|Photo by Mary Ann of Gardens of the Wild, Wild West.|
Is it over? Is it safe to look? That was quite a storm. Is everyone okay? Can I get a bloom stalk count here? One, two, three… I think I’ve accounted for everyone. I reckon if Thorn Goblinfly and her merry band of garden fairies hadn’t come along when they did, we would all be flat on the ground. All hail the garden fairies! They can use some of our flowers to make hollyhock dolls. After all, we have plenty of seeds. In fact, some of our seeds will germinate later this summer and then they’ll bloom next year in this same spot!
(Light gradually fades as the main hollyhock and all the other hollyhocks break out into a chorus of song.)
Many thanks to Mary Ann of Gardens of the Wild, Wild West, Dee of Red Dirt Ramblings, and Leslie of Growing a Garden in Davis who provided set design, costumes, and make up for the various hollyhocks, Alcea sp). Oh, okay, they provided pictures, but I had more fun saying they provided set design, costumes, and make up.
You. Are. SO. Funny…I adore reading your posts 🙂 …and I have yet to see one of my seeded hollyhocks bloom…if we could only stop moving!! I'm counting on next year to finally see all the "peaches and dreams" hollyhocks I have spread throughout the garden this spring!
I would love to see this on stage! The best kind of story: set up,suspense,crisis, happy ending. And in between we learn a lot. Perfect!
Old fashion is ok.
Brilliant!!!! Bravo!!!! Standing ovation!!!
And now to rush out with stakes for the hollyhock here.
A great story, brilliant costuming and fantastic staging! gail PS I wish this play would come to Nashville!
Edith Head lives!
Mr. McGregor's Daughter says
Is the marsh mallow also part of the hollyhock family? What would 'smores be without the Malvaceae.
Lovely! But can you help me with something? At the end, the Hollyhock says that seeds will germinate right there where they fall and bloom the following year. Earlier, the Hollyhock said that the bloom the second year. Are the self-seeding/re-seeding seeds able to bloom the following year?
Dee Nash says
That was so stinkin' cute. I love my hollyhocks. Thanks for the fun. ~~Dee
Carol Michel says
Wendy, yes, many hollyhocks that germinate late in summer will bloom the following year. Some hollyhocks will also bloom the first year, behaving more like short-lived perennials than biennials, but they are generally considered biennials.
compost in my shoe says
I have to laugh reminiscing about the Ohio farm days, an outhouse, and a beautiful patch of hollyhock that gave brilliant color to weathered wood this time each year! Thanks for bringing back the memory…….
Ever Green Tree says
Beautiful description! I like to grow hollyhocks at home during the winters. Love the colours.

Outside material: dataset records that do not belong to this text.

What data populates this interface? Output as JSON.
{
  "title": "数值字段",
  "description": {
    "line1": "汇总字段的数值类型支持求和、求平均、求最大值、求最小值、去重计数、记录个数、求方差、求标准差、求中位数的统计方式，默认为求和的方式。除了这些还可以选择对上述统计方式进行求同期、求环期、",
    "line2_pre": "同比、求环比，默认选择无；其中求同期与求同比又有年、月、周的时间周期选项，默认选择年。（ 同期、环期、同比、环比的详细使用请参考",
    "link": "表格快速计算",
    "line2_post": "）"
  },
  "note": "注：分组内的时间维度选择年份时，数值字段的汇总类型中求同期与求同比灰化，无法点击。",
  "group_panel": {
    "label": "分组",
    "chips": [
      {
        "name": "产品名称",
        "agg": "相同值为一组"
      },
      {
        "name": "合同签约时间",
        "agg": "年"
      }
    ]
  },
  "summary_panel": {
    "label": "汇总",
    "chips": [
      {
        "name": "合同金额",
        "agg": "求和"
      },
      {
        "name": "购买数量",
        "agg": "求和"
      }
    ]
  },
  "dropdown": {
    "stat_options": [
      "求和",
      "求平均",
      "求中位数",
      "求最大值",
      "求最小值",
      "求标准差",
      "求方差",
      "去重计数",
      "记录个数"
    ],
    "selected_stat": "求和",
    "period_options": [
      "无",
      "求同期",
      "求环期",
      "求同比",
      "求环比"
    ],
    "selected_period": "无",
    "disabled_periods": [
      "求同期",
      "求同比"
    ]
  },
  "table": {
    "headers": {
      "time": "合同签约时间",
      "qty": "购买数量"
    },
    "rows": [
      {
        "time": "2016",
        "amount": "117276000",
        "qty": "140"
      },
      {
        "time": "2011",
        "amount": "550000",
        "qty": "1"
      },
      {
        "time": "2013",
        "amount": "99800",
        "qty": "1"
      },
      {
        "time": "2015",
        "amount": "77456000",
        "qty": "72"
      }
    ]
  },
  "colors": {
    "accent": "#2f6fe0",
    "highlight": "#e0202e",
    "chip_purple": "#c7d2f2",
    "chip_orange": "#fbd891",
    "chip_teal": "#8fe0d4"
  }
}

Green Bean says
What a hoot!! I mean a hollyhock! 🙂 Thanks for the smile.
I love this post, this is one of the most creative pieces I have read, teaching while entertaining. You are an inspiration!